> _The problem_:
Which lines below hold the word "this"? Copy all of them.

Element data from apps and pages

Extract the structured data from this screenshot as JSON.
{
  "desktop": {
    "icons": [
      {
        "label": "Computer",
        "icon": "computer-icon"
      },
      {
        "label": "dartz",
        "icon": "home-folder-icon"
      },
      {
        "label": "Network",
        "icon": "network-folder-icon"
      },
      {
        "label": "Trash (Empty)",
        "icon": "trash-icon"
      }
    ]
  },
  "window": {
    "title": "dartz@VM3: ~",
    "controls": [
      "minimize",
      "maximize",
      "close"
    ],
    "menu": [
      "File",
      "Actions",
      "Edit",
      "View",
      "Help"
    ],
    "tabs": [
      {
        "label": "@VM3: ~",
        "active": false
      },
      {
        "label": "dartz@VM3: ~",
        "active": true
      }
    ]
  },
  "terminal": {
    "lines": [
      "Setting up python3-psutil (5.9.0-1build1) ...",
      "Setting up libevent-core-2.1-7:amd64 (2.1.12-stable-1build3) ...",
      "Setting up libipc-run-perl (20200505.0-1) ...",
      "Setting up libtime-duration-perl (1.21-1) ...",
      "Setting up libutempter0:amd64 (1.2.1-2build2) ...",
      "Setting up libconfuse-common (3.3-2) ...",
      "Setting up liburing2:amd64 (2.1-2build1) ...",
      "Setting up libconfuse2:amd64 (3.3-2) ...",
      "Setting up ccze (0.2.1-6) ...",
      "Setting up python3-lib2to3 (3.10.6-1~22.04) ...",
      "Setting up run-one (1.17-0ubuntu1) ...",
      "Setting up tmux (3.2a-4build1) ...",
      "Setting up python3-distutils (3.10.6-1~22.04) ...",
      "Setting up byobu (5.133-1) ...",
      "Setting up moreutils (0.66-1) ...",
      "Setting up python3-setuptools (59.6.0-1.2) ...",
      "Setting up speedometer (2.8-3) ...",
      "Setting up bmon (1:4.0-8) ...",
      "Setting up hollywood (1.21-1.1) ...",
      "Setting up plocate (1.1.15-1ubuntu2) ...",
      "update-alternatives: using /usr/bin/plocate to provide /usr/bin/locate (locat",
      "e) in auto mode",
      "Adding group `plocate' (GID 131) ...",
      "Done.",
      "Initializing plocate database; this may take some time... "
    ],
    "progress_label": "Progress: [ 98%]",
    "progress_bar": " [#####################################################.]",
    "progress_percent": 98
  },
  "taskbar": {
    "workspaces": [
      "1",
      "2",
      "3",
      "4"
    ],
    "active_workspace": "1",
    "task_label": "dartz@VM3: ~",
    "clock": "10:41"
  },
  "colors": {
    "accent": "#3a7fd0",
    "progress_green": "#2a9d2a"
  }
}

> _Completed task_:
Extract the structured data from this screenshot as JSON.
      "Initializing plocate database; this may take some time... "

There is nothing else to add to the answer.